  • The aircraft’s rate of descent
  • Weather and visibility.

Air traffic control and other traffic factors including:

  • Clearance to land from air traffic control
  • Potential conflict with other aircraft on or near the landing runway
  • Potential conflict with other aircraft taking off or landing.

Environmental factors including:

  • Wind speed
  • Cross wind and/or downwind components
  • Turbulence
  • Visibility
  • Cloud base.

Generally, if one or more of these criteria are missing or are outside certain predetermined parameters, the aircraft is considered to be in an unstabilised approach.

In these circumstances the pilot will usually abandon the approach and landing and initiate a go-around.

What happens at a go-around?

Once a go-around has been initiated, air traffic control will confirm with the crew that no assistance is required and all operations are normal. The crew will then fly a pre-determined route and/or receive specific instructions from air traffic control that allow them to reposition the aircraft for another approach to land.

A go-around usually only involves a delay of about 10 to 15 minutes and the priority is always to ensure the safety of the passengers and aircraft.

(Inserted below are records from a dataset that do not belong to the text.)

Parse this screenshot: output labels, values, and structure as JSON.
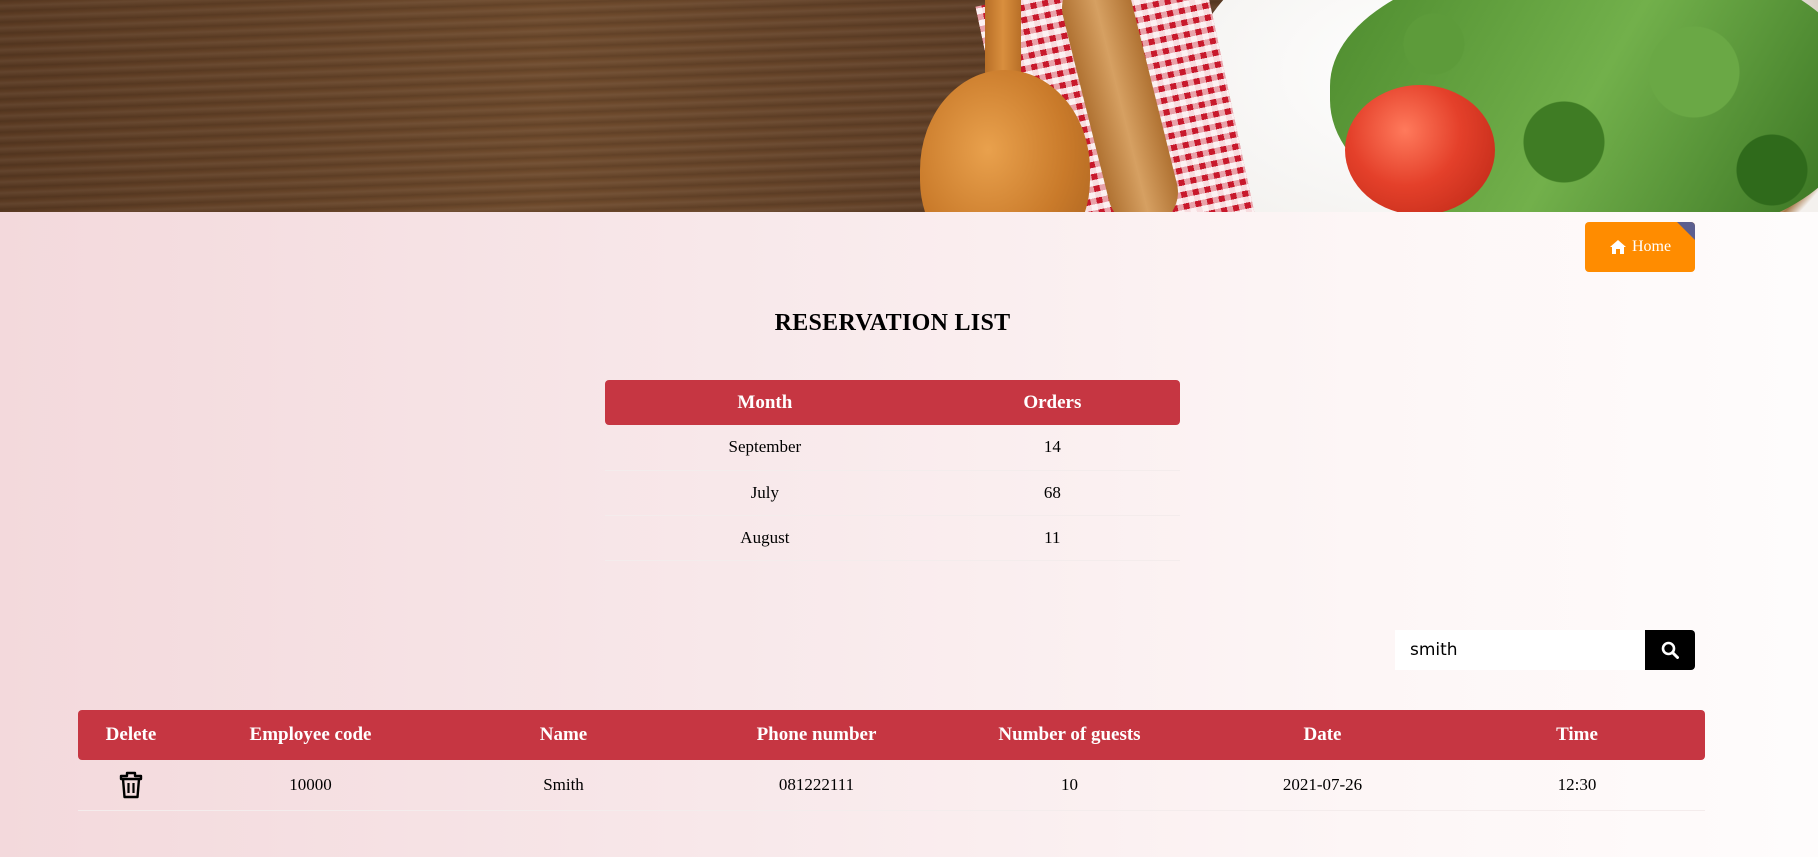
{
  "nav": {
    "home_label": "Home"
  },
  "page_title": "RESERVATION LIST",
  "summary_table": {
    "headers": [
      "Month",
      "Orders"
    ],
    "rows": [
      [
        "September",
        "14"
      ],
      [
        "July",
        "68"
      ],
      [
        "August",
        "11"
      ]
    ]
  },
  "search": {
    "value": "smith",
    "placeholder": ""
  },
  "reservations_table": {
    "headers": [
      "Delete",
      "Employee code",
      "Name",
      "Phone number",
      "Number of guests",
      "Date",
      "Time"
    ],
    "rows": [
      {
        "employee_code": "10000",
        "name": "Smith",
        "phone": "081222111",
        "guests": "10",
        "date": "2021-07-26",
        "time": "12:30"
      }
    ]
  },
  "colors": {
    "header_red": "#c63642",
    "home_orange": "#ff8c00",
    "search_button": "#000000"
  },
  "icons": {
    "home": "home-icon",
    "search": "search-icon",
    "delete": "trash-icon"
  }
}
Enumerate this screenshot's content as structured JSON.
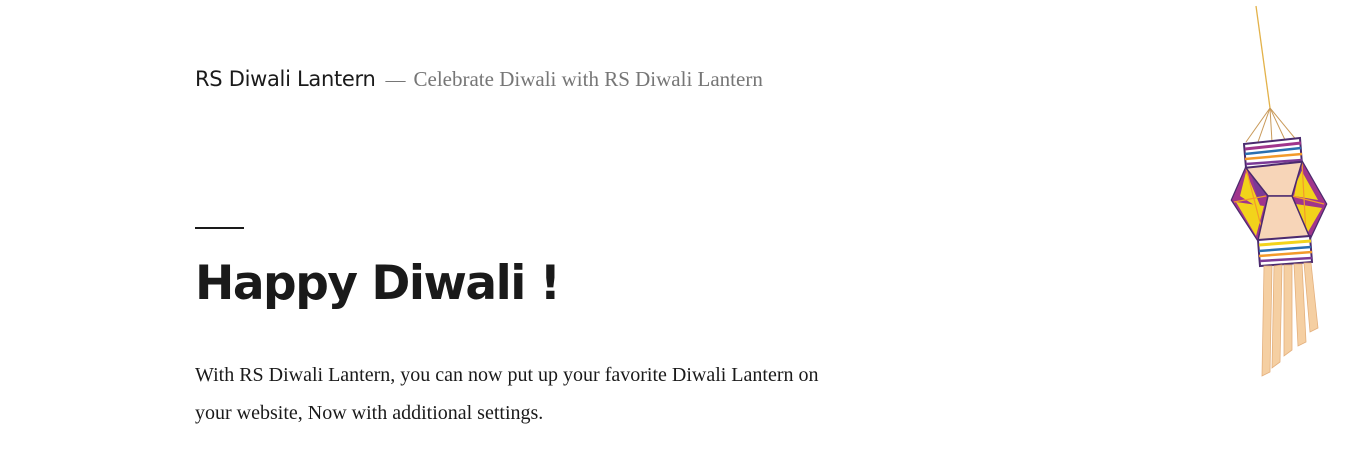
{
  "header": {
    "site_title": "RS Diwali Lantern",
    "separator": "—",
    "tagline": "Celebrate Diwali with RS Diwali Lantern"
  },
  "post": {
    "title": "Happy Diwali !",
    "content": "With RS Diwali Lantern, you can now put up your favorite Diwali Lantern on your website, Now with additional settings."
  },
  "lantern": {
    "icon": "diwali-lantern-icon",
    "colors": {
      "purple": "#7b3a96",
      "magenta": "#a0358c",
      "yellow": "#f2d31b",
      "peach": "#f7d5b8",
      "orange": "#f39a2b",
      "blue": "#2a6fb0",
      "tassel": "#f5cfa2",
      "string": "#e3b24a"
    }
  }
}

Go-arounds performed by major airlines are usually investigated by the airline involved and/or air traffic control. These investigations are not designed to lay blame, but to see whether the contributing factors that may have triggered the go-around can be identified and isolated. This helps airlines, air traffic control and the aviation community as a whole put in place strategies to prevent a recurrence.

Go-arounds at non-towered airports

Go-arounds can also occur at airports where there are no air traffic control services in place.

A go-around at a non-towered airport is a prescribed manoeuvre which takes the aircraft to a non-active side of the circuit and runway in use. This allows the pilot to position the aircraft away from other air traffic and prepare to either rejoin the circuit for another approach and landing, or, if necessary, leave the airport and fly on to another location where conditions might be more suitable.

What does a go-around feel like?

If you are a passenger on an aircraft that conducts a go-around, you could notice that the nose of the aircraft may pitch up and you may feel as if you are pushed back in your seat as thrust is applied.

You may also notice some additional noise from the aircraft engines and possibly mechanical noises from the aircraft undercarriage and flaps.

These are some of the perfectly normal signs you could expect to experience during a go-around.